Task to complete =
Pictures aside, each entry has to be returned exactly as it stands.

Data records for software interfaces
'''

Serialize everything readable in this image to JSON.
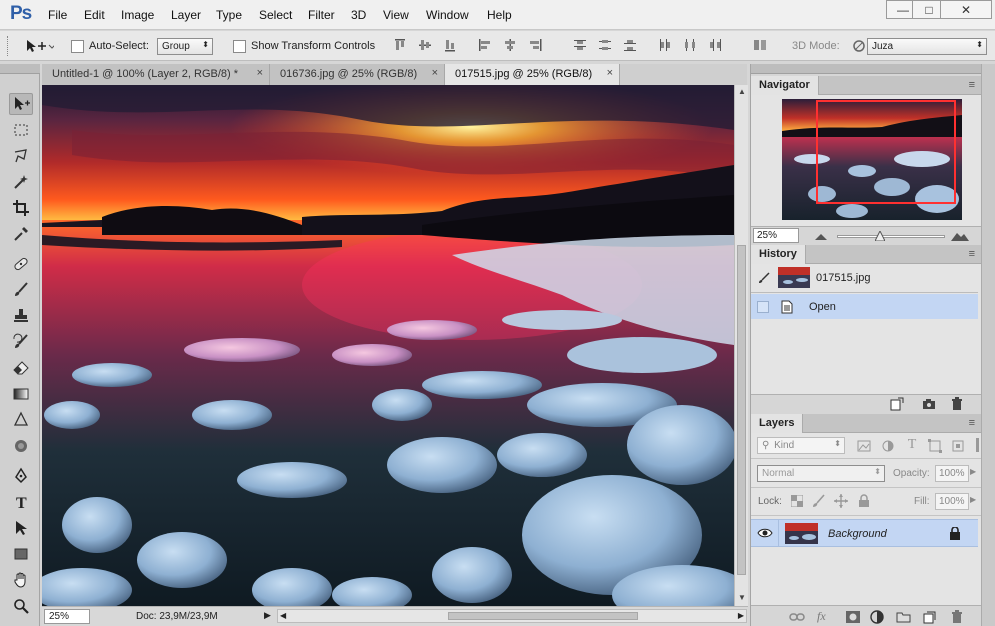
{
  "app": {
    "logo": "Ps"
  },
  "menu": [
    "File",
    "Edit",
    "Image",
    "Layer",
    "Type",
    "Select",
    "Filter",
    "3D",
    "View",
    "Window",
    "Help"
  ],
  "window_controls": {
    "minimize": "—",
    "maximize": "□",
    "close": "✕"
  },
  "options_bar": {
    "auto_select_label": "Auto-Select:",
    "auto_select_value": "Group",
    "show_transform_label": "Show Transform Controls",
    "mode_3d_label": "3D Mode:",
    "workspace_value": "Juza"
  },
  "tabs": [
    {
      "label": "Untitled-1 @ 100% (Layer 2, RGB/8) *",
      "close": "×"
    },
    {
      "label": "016736.jpg @ 25% (RGB/8)",
      "close": "×"
    },
    {
      "label": "017515.jpg @ 25% (RGB/8)",
      "close": "×"
    }
  ],
  "status": {
    "zoom": "25%",
    "doc": "Doc: 23,9M/23,9M"
  },
  "navigator": {
    "title": "Navigator",
    "zoom": "25%"
  },
  "history": {
    "title": "History",
    "snapshot": "017515.jpg",
    "step": "Open"
  },
  "layers": {
    "title": "Layers",
    "filter_kind": "Kind",
    "blend_mode": "Normal",
    "opacity_label": "Opacity:",
    "opacity_value": "100%",
    "lock_label": "Lock:",
    "fill_label": "Fill:",
    "fill_value": "100%",
    "layer_name": "Background",
    "footer_fx": "fx"
  },
  "colors": {
    "accent_select": "#c3d6f3",
    "brand": "#2f5fa8"
  }
}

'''

Answer box =
Serialize everything readable in this image to JSON.
{
  "app": {
    "logo": "Ps"
  },
  "menu": [
    "File",
    "Edit",
    "Image",
    "Layer",
    "Type",
    "Select",
    "Filter",
    "3D",
    "View",
    "Window",
    "Help"
  ],
  "window_controls": {
    "minimize": "—",
    "maximize": "□",
    "close": "✕"
  },
  "options_bar": {
    "auto_select_label": "Auto-Select:",
    "auto_select_value": "Group",
    "show_transform_label": "Show Transform Controls",
    "mode_3d_label": "3D Mode:",
    "workspace_value": "Juza"
  },
  "tabs": [
    {
      "label": "Untitled-1 @ 100% (Layer 2, RGB/8) *",
      "close": "×"
    },
    {
      "label": "016736.jpg @ 25% (RGB/8)",
      "close": "×"
    },
    {
      "label": "017515.jpg @ 25% (RGB/8)",
      "close": "×"
    }
  ],
  "status": {
    "zoom": "25%",
    "doc": "Doc: 23,9M/23,9M"
  },
  "navigator": {
    "title": "Navigator",
    "zoom": "25%"
  },
  "history": {
    "title": "History",
    "snapshot": "017515.jpg",
    "step": "Open"
  },
  "layers": {
    "title": "Layers",
    "filter_kind": "Kind",
    "blend_mode": "Normal",
    "opacity_label": "Opacity:",
    "opacity_value": "100%",
    "lock_label": "Lock:",
    "fill_label": "Fill:",
    "fill_value": "100%",
    "layer_name": "Background",
    "footer_fx": "fx"
  },
  "colors": {
    "accent_select": "#c3d6f3",
    "brand": "#2f5fa8"
  }
}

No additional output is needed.